No it does not. It shows that you are making extremely weak arguments to support your idea that are tailored to the biases of the people you argue with because I imagine they would not be sympathetic at all to your real reason, which I think you actually did state along with all the rest. That reason is the one you always find at the core of biocon arguments - it should be banned because it makes me personally feel icky, unloved, unwanted, or somehow less valuable. Every biocon seems to have his own particular thing that makes his flesh crawl. This is yours. This is your personal monkey. Take him for a walk and leave the rest of us alone.

Dale Carrico said...

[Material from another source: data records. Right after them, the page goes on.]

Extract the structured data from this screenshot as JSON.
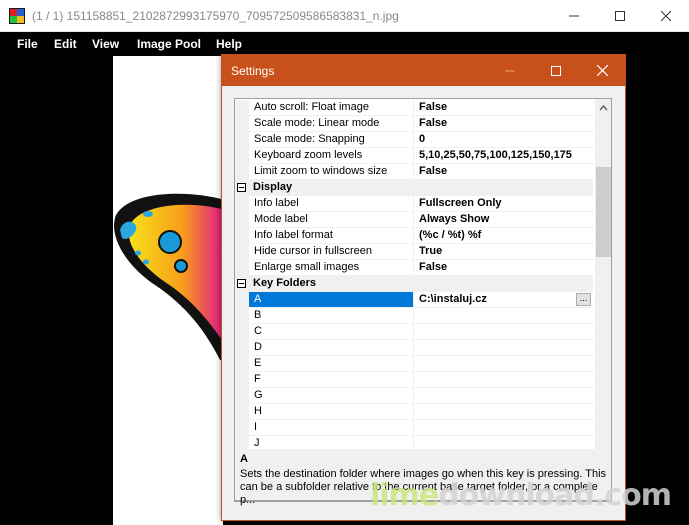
{
  "window": {
    "title": "(1 / 1) 151158851_2102872993175970_709572509586583831_n.jpg",
    "controls": {
      "minimize": "minimize-icon",
      "maximize": "maximize-icon",
      "close": "close-icon"
    }
  },
  "menu": [
    "File",
    "Edit",
    "View",
    "Image Pool",
    "Help"
  ],
  "settings": {
    "title": "Settings",
    "rows": [
      {
        "type": "prop",
        "name": "Auto scroll: Float image",
        "value": "False"
      },
      {
        "type": "prop",
        "name": "Scale mode: Linear mode",
        "value": "False"
      },
      {
        "type": "prop",
        "name": "Scale mode: Snapping",
        "value": "0"
      },
      {
        "type": "prop",
        "name": "Keyboard zoom levels",
        "value": "5,10,25,50,75,100,125,150,175"
      },
      {
        "type": "prop",
        "name": "Limit zoom to windows size",
        "value": "False"
      },
      {
        "type": "category",
        "name": "Display"
      },
      {
        "type": "prop",
        "name": "Info label",
        "value": "Fullscreen Only"
      },
      {
        "type": "prop",
        "name": "Mode label",
        "value": "Always Show"
      },
      {
        "type": "prop",
        "name": "Info label format",
        "value": "(%c / %t) %f"
      },
      {
        "type": "prop",
        "name": "Hide cursor in fullscreen",
        "value": "True"
      },
      {
        "type": "prop",
        "name": "Enlarge small images",
        "value": "False"
      },
      {
        "type": "category",
        "name": "Key Folders"
      },
      {
        "type": "prop",
        "name": "A",
        "value": "C:\\instaluj.cz",
        "selected": true,
        "button": "..."
      },
      {
        "type": "prop",
        "name": "B",
        "value": ""
      },
      {
        "type": "prop",
        "name": "C",
        "value": ""
      },
      {
        "type": "prop",
        "name": "D",
        "value": ""
      },
      {
        "type": "prop",
        "name": "E",
        "value": ""
      },
      {
        "type": "prop",
        "name": "F",
        "value": ""
      },
      {
        "type": "prop",
        "name": "G",
        "value": ""
      },
      {
        "type": "prop",
        "name": "H",
        "value": ""
      },
      {
        "type": "prop",
        "name": "I",
        "value": ""
      },
      {
        "type": "prop",
        "name": "J",
        "value": ""
      }
    ],
    "description": {
      "title": "A",
      "text": "Sets the destination folder where images go when this key is pressing. This can be a subfolder relative to the current base target folder, or a complete p..."
    }
  },
  "watermark": {
    "part1": "lime",
    "part2": "download.com"
  },
  "colors": {
    "dialog_title": "#c8501a",
    "selection": "#0078d7"
  }
}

Greg proposes that bioconservatives tend to make "arguments to support your idea[s] that are tailored to the biases of the people you argue with because I imagine they would not be sympathetic at all to your real reason, which I think you actually did state along with all the rest. That reason is the one you always find at the core of biocon arguments -- it should be banned because it makes me personally feel icky, unloved, unwanted, or somehow less valuable. Every biocon seems to have his own particular thing that makes his flesh crawl. This [ie, same-sex conception] is yours. This is your personal monkey. Take him for a walk and leave the rest of us alone.

This does indeed seem to me to be true more often than not. Saying so, of course, will provoke howls about armchair psychologizing from those stung by the observation just as equally generally true statements about narcissism, cultlike psycho-dynamics, body loathing, and fear of death among curiously many transhumanists do.